• GOAL OF THE EXERCISE:
State how many lines of the records below contain the word "Services", giving the number and nothing else.

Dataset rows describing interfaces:
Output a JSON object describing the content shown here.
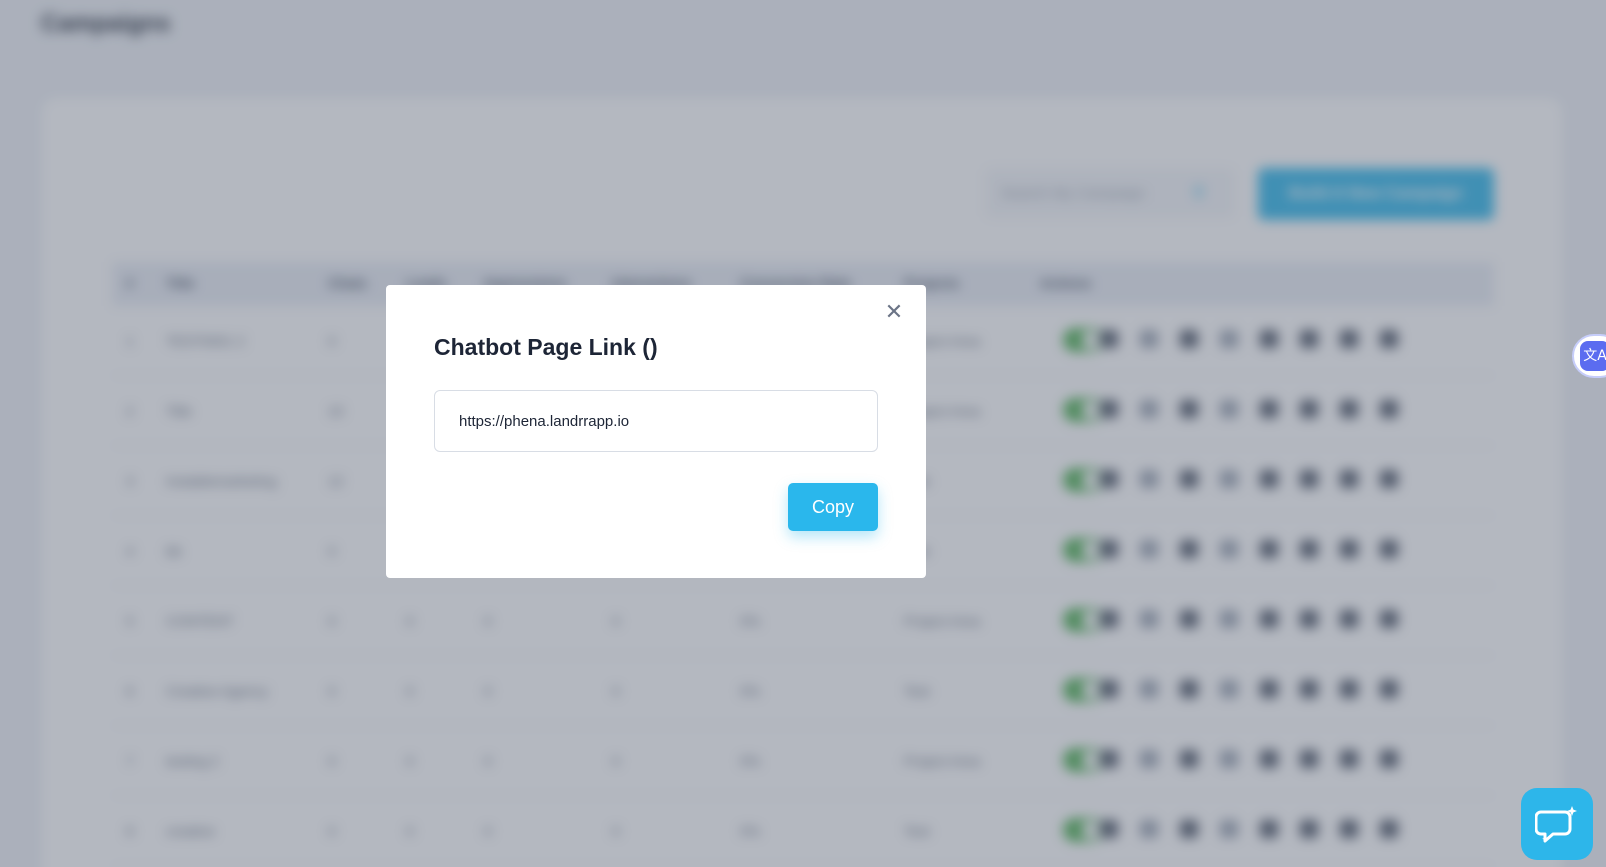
{
  "background": {
    "page_title": "Campaigns",
    "search": {
      "placeholder": "Search My Campaign"
    },
    "build_button_label": "Build A New Campaign",
    "table": {
      "headers": [
        "#",
        "Title",
        "Chats",
        "Leads",
        "Impressions",
        "Interactions",
        "Conversion Rate",
        "Projects",
        "Actions"
      ],
      "rows": [
        {
          "num": "1",
          "title": "TEST0001 2",
          "chats": "0",
          "leads": "",
          "impressions": "",
          "interactions": "",
          "conversion": "",
          "project": "Project Area"
        },
        {
          "num": "2",
          "title": "Title",
          "chats": "10",
          "leads": "",
          "impressions": "",
          "interactions": "",
          "conversion": "",
          "project": "Project Area"
        },
        {
          "num": "3",
          "title": "Instablemarketing",
          "chats": "12",
          "leads": "",
          "impressions": "",
          "interactions": "",
          "conversion": "",
          "project": "Test"
        },
        {
          "num": "4",
          "title": "bb",
          "chats": "0",
          "leads": "",
          "impressions": "",
          "interactions": "",
          "conversion": "",
          "project": "Test"
        },
        {
          "num": "5",
          "title": "CONTENT",
          "chats": "0",
          "leads": "0",
          "impressions": "0",
          "interactions": "0",
          "conversion": "0%",
          "project": "Project Area"
        },
        {
          "num": "6",
          "title": "Creative Agency",
          "chats": "0",
          "leads": "0",
          "impressions": "0",
          "interactions": "0",
          "conversion": "0%",
          "project": "Test"
        },
        {
          "num": "7",
          "title": "testing 2",
          "chats": "0",
          "leads": "0",
          "impressions": "0",
          "interactions": "0",
          "conversion": "0%",
          "project": "Project Area"
        },
        {
          "num": "8",
          "title": "creative",
          "chats": "0",
          "leads": "0",
          "impressions": "0",
          "interactions": "0",
          "conversion": "0%",
          "project": "Test"
        }
      ]
    }
  },
  "modal": {
    "title": "Chatbot Page Link ()",
    "link_value": "https://phena.landrrapp.io",
    "copy_label": "Copy",
    "close_icon": "close-icon"
  },
  "widgets": {
    "translate_icon": "translate-icon",
    "translate_glyph": "文A",
    "chat_icon": "chat-support-icon"
  },
  "colors": {
    "accent": "#2ab7ec",
    "toggle_on": "#4caf50",
    "overlay": "#586274"
  }
}
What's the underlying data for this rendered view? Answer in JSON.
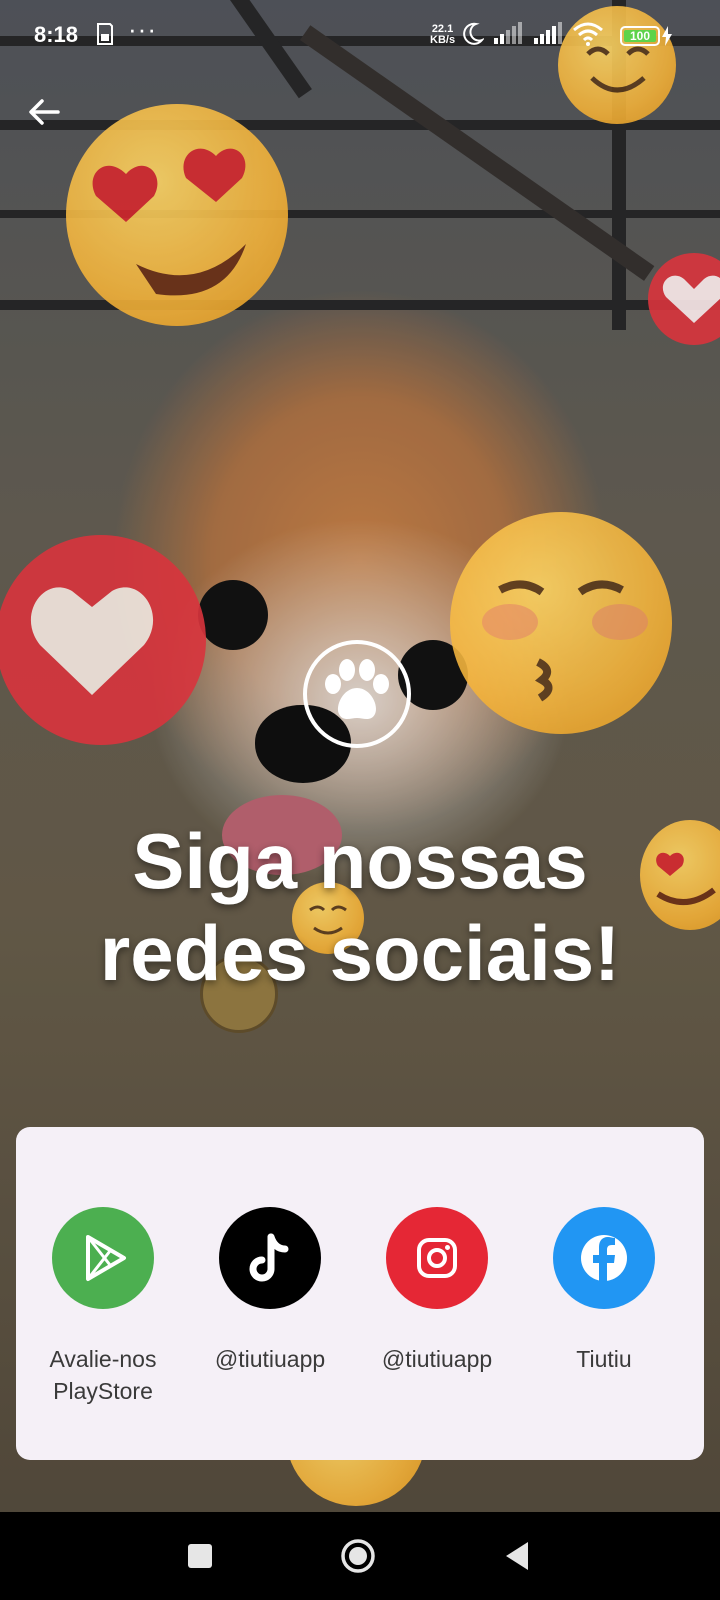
{
  "status_bar": {
    "time": "8:18",
    "net_speed": "22.1",
    "net_unit": "KB/s",
    "battery": "100"
  },
  "hero": {
    "title_line1": "Siga nossas",
    "title_line2": "redes sociais!"
  },
  "social_links": [
    {
      "label_line1": "Avalie-nos",
      "label_line2": "PlayStore",
      "icon": "play-store-icon",
      "color": "#4caf50"
    },
    {
      "label_line1": "@tiutiuapp",
      "label_line2": "",
      "icon": "tiktok-icon",
      "color": "#000000"
    },
    {
      "label_line1": "@tiutiuapp",
      "label_line2": "",
      "icon": "instagram-icon",
      "color": "#e52735"
    },
    {
      "label_line1": "Tiutiu",
      "label_line2": "",
      "icon": "facebook-icon",
      "color": "#2196f3"
    }
  ],
  "nav_bar": {
    "buttons": [
      "recents-button",
      "home-button",
      "back-button"
    ]
  }
}
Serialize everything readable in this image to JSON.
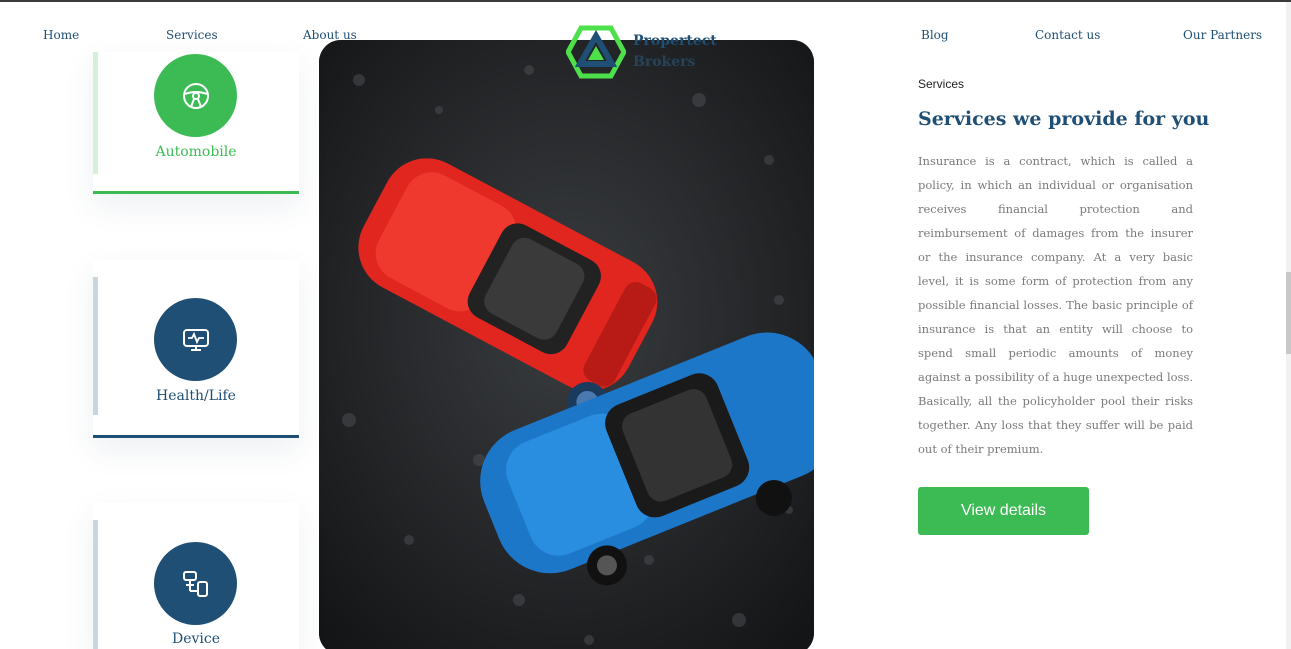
{
  "nav": {
    "home": "Home",
    "services": "Services",
    "about": "About us",
    "blog": "Blog",
    "contact": "Contact us",
    "partners": "Our Partners"
  },
  "logo": {
    "line1": "Propertect",
    "line2": "Brokers",
    "icon": "hexagon-logo-icon",
    "color_green": "#4ee04a",
    "color_blue": "#1f4f74"
  },
  "cards": [
    {
      "label": "Automobile",
      "icon": "steering-wheel-icon",
      "active": true
    },
    {
      "label": "Health/Life",
      "icon": "heart-monitor-icon",
      "active": false
    },
    {
      "label": "Device",
      "icon": "devices-icon",
      "active": false
    }
  ],
  "section": {
    "label": "Services",
    "title": "Services we provide for you",
    "body": "Insurance is a contract, which is called a policy, in which an individual or organisation receives financial protection and reimbursement of damages from the insurer or the insurance company. At a very basic level, it is some form of protection from any possible financial losses. The basic principle of insurance is that an entity will choose to spend small periodic amounts of money against a possibility of a huge unexpected loss. Basically, all the policyholder pool their risks together. Any loss that they suffer will be paid out of their premium.",
    "button": "View details"
  },
  "photo": {
    "subject": "toy-cars-crash-photo"
  },
  "colors": {
    "green": "#3cbb55",
    "navy": "#1f4f74",
    "text_gray": "#7a7a7a"
  }
}
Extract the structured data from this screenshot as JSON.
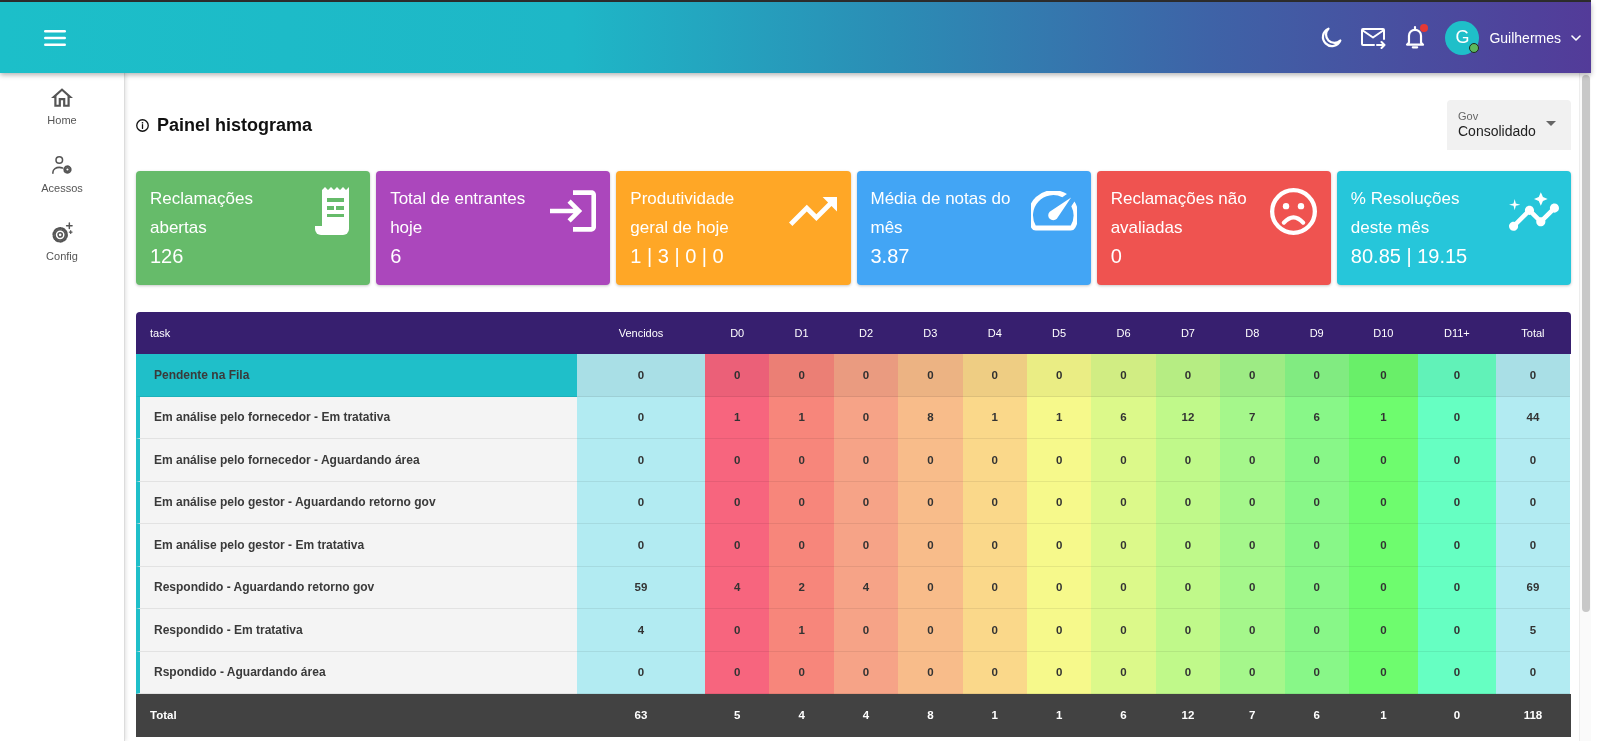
{
  "topbar": {
    "notifications": {
      "unread": true
    },
    "user": {
      "initial": "G",
      "name": "Guilhermes",
      "online": true
    }
  },
  "sidebar": {
    "items": [
      {
        "label": "Home"
      },
      {
        "label": "Acessos"
      },
      {
        "label": "Config"
      }
    ]
  },
  "page": {
    "title": "Painel histograma",
    "filter": {
      "label": "Gov",
      "value": "Consolidado"
    }
  },
  "cards": [
    {
      "title": "Reclamações abertas",
      "value": "126",
      "color": "#66bb6a"
    },
    {
      "title": "Total de entrantes hoje",
      "value": "6",
      "color": "#ab47bc"
    },
    {
      "title": "Produtividade geral de hoje",
      "value": "1 | 3 | 0 | 0",
      "color": "#ffa726"
    },
    {
      "title": "Média de notas do mês",
      "value": "3.87",
      "color": "#42a5f5"
    },
    {
      "title": "Reclamações não avaliadas",
      "value": "0",
      "color": "#ef5350"
    },
    {
      "title": "% Resoluções deste mês",
      "value": "80.85 | 19.15",
      "color": "#26c6da"
    }
  ],
  "table": {
    "columns": [
      {
        "label": "task"
      },
      {
        "label": "Vencidos",
        "color": "#b2ebf2"
      },
      {
        "label": "D0",
        "color": "#f7657e"
      },
      {
        "label": "D1",
        "color": "#f7867b"
      },
      {
        "label": "D2",
        "color": "#f6a387"
      },
      {
        "label": "D3",
        "color": "#f8bc8a"
      },
      {
        "label": "D4",
        "color": "#fad88a"
      },
      {
        "label": "D5",
        "color": "#f6f98b"
      },
      {
        "label": "D6",
        "color": "#dcf98a"
      },
      {
        "label": "D7",
        "color": "#c0f98a"
      },
      {
        "label": "D8",
        "color": "#a5f78b"
      },
      {
        "label": "D9",
        "color": "#88f788"
      },
      {
        "label": "D10",
        "color": "#6efc6e"
      },
      {
        "label": "D11+",
        "color": "#66ffc2"
      },
      {
        "label": "Total",
        "color": "#b2ebf2"
      }
    ],
    "rows": [
      {
        "task": "Pendente na Fila",
        "selected": true,
        "values": [
          "0",
          "0",
          "0",
          "0",
          "0",
          "0",
          "0",
          "0",
          "0",
          "0",
          "0",
          "0",
          "0",
          "0"
        ]
      },
      {
        "task": "Em análise pelo fornecedor - Em tratativa",
        "selected": false,
        "values": [
          "0",
          "1",
          "1",
          "0",
          "8",
          "1",
          "1",
          "6",
          "12",
          "7",
          "6",
          "1",
          "0",
          "44"
        ]
      },
      {
        "task": "Em análise pelo fornecedor - Aguardando área",
        "selected": false,
        "values": [
          "0",
          "0",
          "0",
          "0",
          "0",
          "0",
          "0",
          "0",
          "0",
          "0",
          "0",
          "0",
          "0",
          "0"
        ]
      },
      {
        "task": "Em análise pelo gestor - Aguardando retorno gov",
        "selected": false,
        "values": [
          "0",
          "0",
          "0",
          "0",
          "0",
          "0",
          "0",
          "0",
          "0",
          "0",
          "0",
          "0",
          "0",
          "0"
        ]
      },
      {
        "task": "Em análise pelo gestor - Em tratativa",
        "selected": false,
        "values": [
          "0",
          "0",
          "0",
          "0",
          "0",
          "0",
          "0",
          "0",
          "0",
          "0",
          "0",
          "0",
          "0",
          "0"
        ]
      },
      {
        "task": "Respondido - Aguardando retorno gov",
        "selected": false,
        "values": [
          "59",
          "4",
          "2",
          "4",
          "0",
          "0",
          "0",
          "0",
          "0",
          "0",
          "0",
          "0",
          "0",
          "69"
        ]
      },
      {
        "task": "Respondido - Em tratativa",
        "selected": false,
        "values": [
          "4",
          "0",
          "1",
          "0",
          "0",
          "0",
          "0",
          "0",
          "0",
          "0",
          "0",
          "0",
          "0",
          "5"
        ]
      },
      {
        "task": "Rspondido - Aguardando área",
        "selected": false,
        "values": [
          "0",
          "0",
          "0",
          "0",
          "0",
          "0",
          "0",
          "0",
          "0",
          "0",
          "0",
          "0",
          "0",
          "0"
        ]
      }
    ],
    "total": {
      "label": "Total",
      "values": [
        "63",
        "5",
        "4",
        "4",
        "8",
        "1",
        "1",
        "6",
        "12",
        "7",
        "6",
        "1",
        "0",
        "118"
      ]
    }
  }
}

• EXERCISE ANSWER:
3